** Data shown follows **

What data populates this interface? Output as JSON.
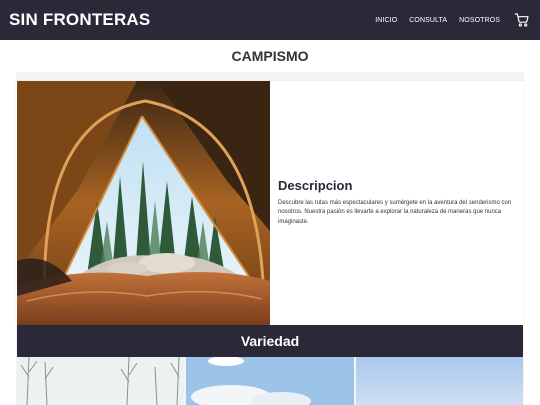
{
  "nav": {
    "brand": "SIN FRONTERAS",
    "links": [
      "INICIO",
      "CONSULTA",
      "NOSOTROS"
    ],
    "cart_icon": "cart-icon"
  },
  "page": {
    "title": "CAMPISMO"
  },
  "feature": {
    "image": "tent-forest-view",
    "heading": "Descripcion",
    "text": "Descubre las rutas más espectaculares y sumérgete en la aventura del senderismo con nosotros. Nuestra pasión es llevarte a explorar la naturaleza de maneras que nunca imaginaste."
  },
  "variety": {
    "heading": "Variedad",
    "tiles": [
      "bare-trees-sky",
      "sky-clouds",
      "blue-sky"
    ]
  },
  "colors": {
    "nav_bg": "#2b2838",
    "band_bg": "#2b2838",
    "page_bg": "#ffffff",
    "card_bg": "#f4f4f4"
  }
}
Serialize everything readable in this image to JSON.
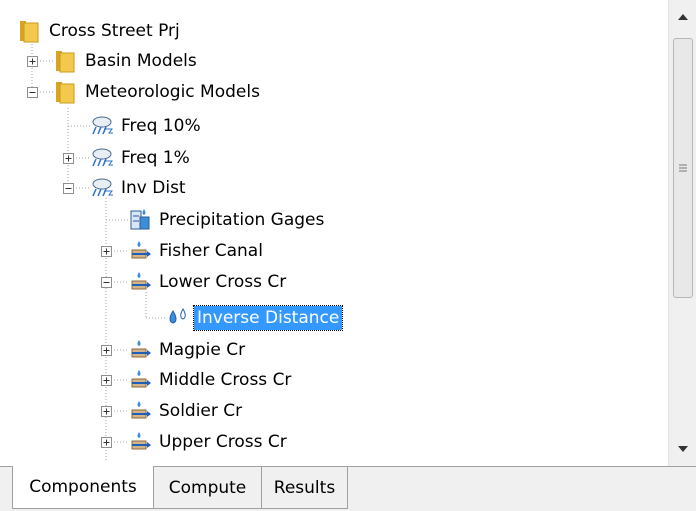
{
  "tree": {
    "root": "Cross Street Prj",
    "basin_models": "Basin Models",
    "meteorologic_models": "Meteorologic Models",
    "freq10": "Freq 10%",
    "freq1": "Freq 1%",
    "invdist": "Inv Dist",
    "precip_gages": "Precipitation Gages",
    "fisher_canal": "Fisher Canal",
    "lower_cross": "Lower Cross Cr",
    "inverse_distance": "Inverse Distance",
    "magpie": "Magpie Cr",
    "middle_cross": "Middle Cross Cr",
    "soldier": "Soldier Cr",
    "upper_cross": "Upper Cross Cr"
  },
  "tabs": {
    "components": "Components",
    "compute": "Compute",
    "results": "Results"
  },
  "colors": {
    "selection": "#3399ff",
    "folder": "#f2c94c",
    "water": "#3a8fd8"
  },
  "icons": {
    "folder": "folder-icon",
    "weather": "weather-icon",
    "gage": "gage-icon",
    "subbasin": "subbasin-icon",
    "drops": "water-drops-icon"
  }
}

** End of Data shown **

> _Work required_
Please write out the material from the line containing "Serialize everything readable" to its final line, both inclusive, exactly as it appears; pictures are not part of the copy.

> _Task output_
Serialize everything readable in this image to JSON.
{
  "tree": {
    "root": "Cross Street Prj",
    "basin_models": "Basin Models",
    "meteorologic_models": "Meteorologic Models",
    "freq10": "Freq 10%",
    "freq1": "Freq 1%",
    "invdist": "Inv Dist",
    "precip_gages": "Precipitation Gages",
    "fisher_canal": "Fisher Canal",
    "lower_cross": "Lower Cross Cr",
    "inverse_distance": "Inverse Distance",
    "magpie": "Magpie Cr",
    "middle_cross": "Middle Cross Cr",
    "soldier": "Soldier Cr",
    "upper_cross": "Upper Cross Cr"
  },
  "tabs": {
    "components": "Components",
    "compute": "Compute",
    "results": "Results"
  },
  "colors": {
    "selection": "#3399ff",
    "folder": "#f2c94c",
    "water": "#3a8fd8"
  },
  "icons": {
    "folder": "folder-icon",
    "weather": "weather-icon",
    "gage": "gage-icon",
    "subbasin": "subbasin-icon",
    "drops": "water-drops-icon"
  }
}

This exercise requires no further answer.